Source records
/---

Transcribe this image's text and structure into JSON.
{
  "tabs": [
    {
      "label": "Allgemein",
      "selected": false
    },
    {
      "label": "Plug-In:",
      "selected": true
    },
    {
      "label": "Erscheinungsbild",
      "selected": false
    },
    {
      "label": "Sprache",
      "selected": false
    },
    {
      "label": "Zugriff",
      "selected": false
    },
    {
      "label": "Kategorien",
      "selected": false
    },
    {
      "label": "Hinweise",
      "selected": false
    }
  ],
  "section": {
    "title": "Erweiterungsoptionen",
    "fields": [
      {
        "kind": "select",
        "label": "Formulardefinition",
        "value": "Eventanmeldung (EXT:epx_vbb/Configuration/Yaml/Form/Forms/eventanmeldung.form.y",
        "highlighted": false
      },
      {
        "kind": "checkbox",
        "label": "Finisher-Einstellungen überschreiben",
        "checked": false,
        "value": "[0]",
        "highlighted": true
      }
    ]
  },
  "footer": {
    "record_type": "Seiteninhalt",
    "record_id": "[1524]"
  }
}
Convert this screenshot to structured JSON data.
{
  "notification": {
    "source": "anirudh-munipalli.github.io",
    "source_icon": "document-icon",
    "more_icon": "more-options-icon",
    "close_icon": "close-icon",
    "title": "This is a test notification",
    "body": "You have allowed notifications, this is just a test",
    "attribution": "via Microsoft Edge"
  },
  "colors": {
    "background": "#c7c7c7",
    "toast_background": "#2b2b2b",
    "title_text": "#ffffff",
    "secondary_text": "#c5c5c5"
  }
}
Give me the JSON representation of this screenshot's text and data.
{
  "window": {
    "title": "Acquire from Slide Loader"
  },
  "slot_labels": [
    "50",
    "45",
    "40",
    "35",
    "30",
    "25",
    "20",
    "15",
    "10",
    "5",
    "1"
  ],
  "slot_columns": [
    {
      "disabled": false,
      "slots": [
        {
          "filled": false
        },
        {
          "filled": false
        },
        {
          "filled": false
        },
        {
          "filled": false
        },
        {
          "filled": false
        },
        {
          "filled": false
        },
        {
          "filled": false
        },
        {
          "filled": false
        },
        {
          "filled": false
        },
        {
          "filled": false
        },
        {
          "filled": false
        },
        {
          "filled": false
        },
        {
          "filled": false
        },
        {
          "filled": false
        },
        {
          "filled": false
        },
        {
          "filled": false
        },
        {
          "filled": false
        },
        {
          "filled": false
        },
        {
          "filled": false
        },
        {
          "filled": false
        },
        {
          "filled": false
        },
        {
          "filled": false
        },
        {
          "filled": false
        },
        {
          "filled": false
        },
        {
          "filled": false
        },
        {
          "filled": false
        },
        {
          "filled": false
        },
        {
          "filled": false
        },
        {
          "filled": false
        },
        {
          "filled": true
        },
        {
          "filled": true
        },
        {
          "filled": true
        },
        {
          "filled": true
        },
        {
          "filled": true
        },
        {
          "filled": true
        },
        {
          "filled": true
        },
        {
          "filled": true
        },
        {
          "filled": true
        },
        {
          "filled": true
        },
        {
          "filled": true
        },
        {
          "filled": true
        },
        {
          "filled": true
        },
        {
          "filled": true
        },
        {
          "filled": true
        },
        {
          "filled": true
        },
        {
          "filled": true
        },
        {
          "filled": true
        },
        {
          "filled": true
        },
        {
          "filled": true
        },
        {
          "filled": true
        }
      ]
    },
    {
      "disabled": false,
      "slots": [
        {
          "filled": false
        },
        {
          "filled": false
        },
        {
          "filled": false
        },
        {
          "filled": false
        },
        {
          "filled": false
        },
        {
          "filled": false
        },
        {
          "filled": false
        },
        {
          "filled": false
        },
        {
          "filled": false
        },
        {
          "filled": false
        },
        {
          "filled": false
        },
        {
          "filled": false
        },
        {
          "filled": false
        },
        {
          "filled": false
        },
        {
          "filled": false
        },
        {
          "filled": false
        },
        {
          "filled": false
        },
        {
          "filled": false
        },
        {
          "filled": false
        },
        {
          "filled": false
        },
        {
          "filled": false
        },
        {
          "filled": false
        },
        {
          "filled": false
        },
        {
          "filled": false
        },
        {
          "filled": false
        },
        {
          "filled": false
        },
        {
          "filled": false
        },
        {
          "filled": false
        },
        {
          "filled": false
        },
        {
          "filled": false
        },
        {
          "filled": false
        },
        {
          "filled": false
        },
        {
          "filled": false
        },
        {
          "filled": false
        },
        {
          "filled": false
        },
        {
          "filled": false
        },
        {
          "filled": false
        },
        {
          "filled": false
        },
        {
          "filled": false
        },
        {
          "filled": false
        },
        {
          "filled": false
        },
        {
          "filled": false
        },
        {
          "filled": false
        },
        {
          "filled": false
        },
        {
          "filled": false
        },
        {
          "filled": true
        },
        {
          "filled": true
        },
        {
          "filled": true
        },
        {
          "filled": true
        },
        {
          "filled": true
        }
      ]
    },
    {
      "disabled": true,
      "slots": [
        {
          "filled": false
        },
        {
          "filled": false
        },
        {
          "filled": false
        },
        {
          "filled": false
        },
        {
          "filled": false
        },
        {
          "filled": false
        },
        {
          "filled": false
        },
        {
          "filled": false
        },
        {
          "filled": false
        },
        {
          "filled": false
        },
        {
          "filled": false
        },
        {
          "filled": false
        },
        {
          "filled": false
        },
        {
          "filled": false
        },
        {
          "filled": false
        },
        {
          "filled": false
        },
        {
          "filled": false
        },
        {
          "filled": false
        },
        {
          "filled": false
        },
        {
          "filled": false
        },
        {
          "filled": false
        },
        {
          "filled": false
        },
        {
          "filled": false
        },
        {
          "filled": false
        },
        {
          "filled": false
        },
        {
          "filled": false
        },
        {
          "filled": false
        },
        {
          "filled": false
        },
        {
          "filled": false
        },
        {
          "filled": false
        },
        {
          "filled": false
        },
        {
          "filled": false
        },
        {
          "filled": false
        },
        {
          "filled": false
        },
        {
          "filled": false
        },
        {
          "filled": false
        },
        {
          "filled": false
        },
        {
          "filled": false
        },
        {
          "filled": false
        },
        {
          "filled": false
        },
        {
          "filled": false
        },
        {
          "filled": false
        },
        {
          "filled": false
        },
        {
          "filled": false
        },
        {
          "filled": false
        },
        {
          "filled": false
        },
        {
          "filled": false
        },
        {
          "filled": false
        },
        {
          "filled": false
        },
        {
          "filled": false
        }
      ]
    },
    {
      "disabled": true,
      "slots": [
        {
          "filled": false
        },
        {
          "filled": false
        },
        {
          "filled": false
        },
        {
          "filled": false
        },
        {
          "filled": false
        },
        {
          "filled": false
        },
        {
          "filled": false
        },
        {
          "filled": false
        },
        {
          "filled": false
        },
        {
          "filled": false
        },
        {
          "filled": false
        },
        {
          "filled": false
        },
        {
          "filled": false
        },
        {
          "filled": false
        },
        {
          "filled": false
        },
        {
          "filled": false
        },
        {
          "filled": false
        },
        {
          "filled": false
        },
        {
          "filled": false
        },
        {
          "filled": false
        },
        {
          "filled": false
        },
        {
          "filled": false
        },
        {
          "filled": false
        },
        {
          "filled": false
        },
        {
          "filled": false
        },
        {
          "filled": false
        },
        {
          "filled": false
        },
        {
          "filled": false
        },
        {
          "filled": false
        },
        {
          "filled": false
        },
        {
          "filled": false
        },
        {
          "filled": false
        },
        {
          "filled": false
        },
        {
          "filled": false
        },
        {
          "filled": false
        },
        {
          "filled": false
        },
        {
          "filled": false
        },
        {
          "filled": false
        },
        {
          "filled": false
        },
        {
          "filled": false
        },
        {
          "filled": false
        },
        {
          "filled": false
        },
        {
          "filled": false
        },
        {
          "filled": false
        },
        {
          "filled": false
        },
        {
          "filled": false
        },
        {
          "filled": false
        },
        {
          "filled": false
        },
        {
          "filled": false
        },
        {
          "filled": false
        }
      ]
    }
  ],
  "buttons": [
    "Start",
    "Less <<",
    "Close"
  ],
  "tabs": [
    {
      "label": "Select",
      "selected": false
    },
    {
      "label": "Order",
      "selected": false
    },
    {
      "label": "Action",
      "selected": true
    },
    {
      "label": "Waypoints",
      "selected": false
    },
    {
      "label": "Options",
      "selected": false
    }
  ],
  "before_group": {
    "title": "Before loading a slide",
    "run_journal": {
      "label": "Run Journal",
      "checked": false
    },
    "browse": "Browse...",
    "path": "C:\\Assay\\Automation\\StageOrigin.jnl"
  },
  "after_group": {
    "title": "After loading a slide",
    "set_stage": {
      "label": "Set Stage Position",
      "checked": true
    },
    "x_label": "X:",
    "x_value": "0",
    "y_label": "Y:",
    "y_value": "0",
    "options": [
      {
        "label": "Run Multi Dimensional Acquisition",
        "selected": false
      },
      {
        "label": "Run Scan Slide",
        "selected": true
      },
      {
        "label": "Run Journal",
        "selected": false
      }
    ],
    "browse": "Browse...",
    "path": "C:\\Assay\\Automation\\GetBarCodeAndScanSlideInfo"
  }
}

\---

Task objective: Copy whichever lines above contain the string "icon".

Problem solution:
    "source_icon": "document-icon",
    "more_icon": "more-options-icon",
    "close_icon": "close-icon",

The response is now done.